- [ACTIVITY] Copies of all lines containing the string "username" are needed from the data below.

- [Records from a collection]
▽

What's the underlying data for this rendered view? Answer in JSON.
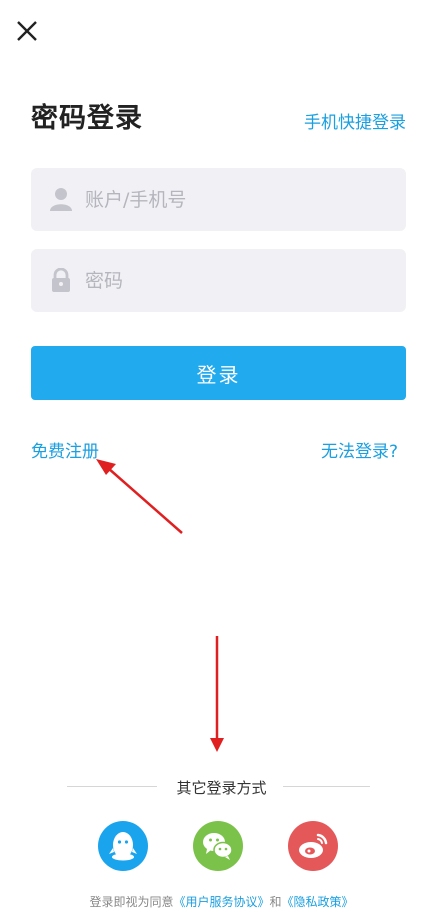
{
  "header": {
    "title": "密码登录",
    "quick_login": "手机快捷登录"
  },
  "icons": {
    "close": "close-icon",
    "user": "user-icon",
    "lock": "lock-icon"
  },
  "form": {
    "account_placeholder": "账户/手机号",
    "password_placeholder": "密码",
    "login_label": "登录"
  },
  "links": {
    "register": "免费注册",
    "cant_login": "无法登录?"
  },
  "other_login": {
    "label": "其它登录方式",
    "providers": [
      {
        "name": "qq",
        "icon": "qq-icon",
        "color": "#1aa4ee"
      },
      {
        "name": "wechat",
        "icon": "wechat-icon",
        "color": "#7bc24a"
      },
      {
        "name": "weibo",
        "icon": "weibo-icon",
        "color": "#e5585a"
      }
    ]
  },
  "terms": {
    "prefix": "登录即视为同意",
    "service": "《用户服务协议》",
    "and": "和",
    "privacy": "《隐私政策》"
  },
  "colors": {
    "accent": "#22aaef",
    "link": "#1a9fe0",
    "annotation": "#e02020"
  }
}
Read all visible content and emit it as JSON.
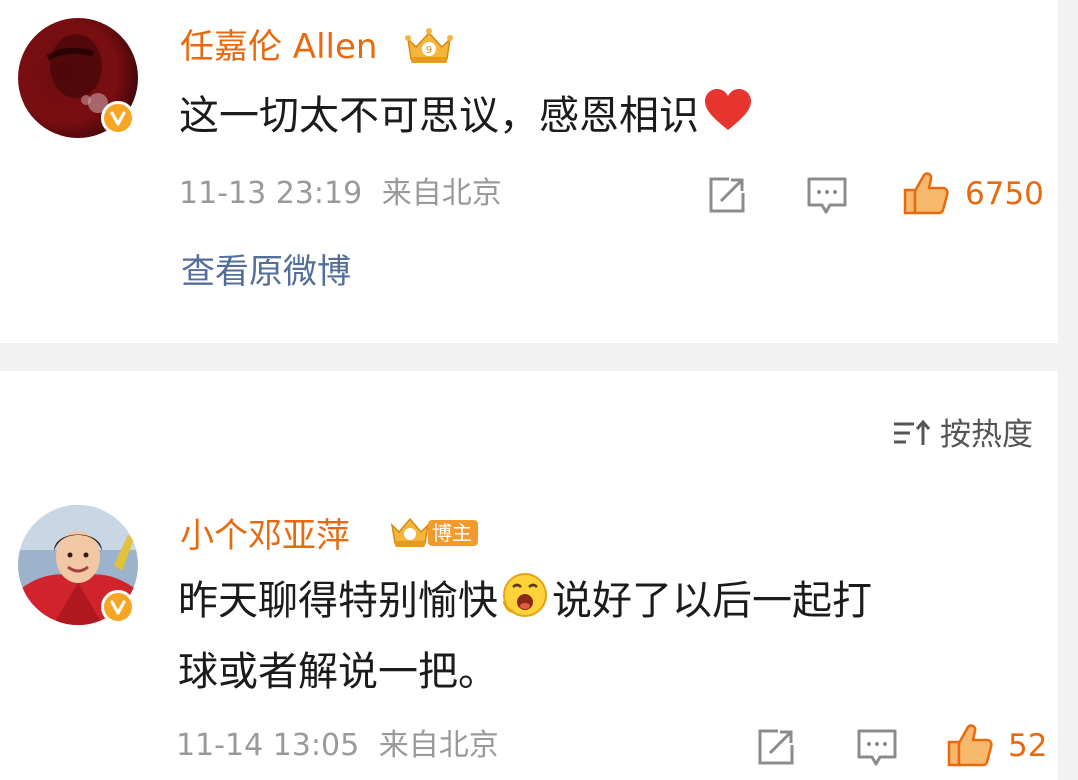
{
  "comments": [
    {
      "username": "任嘉伦 Allen",
      "text": "这一切太不可思议，感恩相识",
      "time": "11-13 23:19",
      "location": "来自北京",
      "likes": "6750",
      "view_original": "查看原微博"
    },
    {
      "username": "小个邓亚萍",
      "badge": "博主",
      "text_line1": "昨天聊得特别愉快",
      "text_line1b": "说好了以后一起打",
      "text_line2": "球或者解说一把。",
      "time": "11-14 13:05",
      "location": "来自北京",
      "likes": "52"
    }
  ],
  "sort": {
    "label": "按热度"
  },
  "colors": {
    "username": "#e86a10",
    "link": "#536e98",
    "meta": "#9a9a9a",
    "verified_badge": "#f6a623"
  }
}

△

- [FINISHED EXERCISE]
      "username": "任嘉伦 Allen",
      "username": "小个邓亚萍",
    "username": "#e86a10",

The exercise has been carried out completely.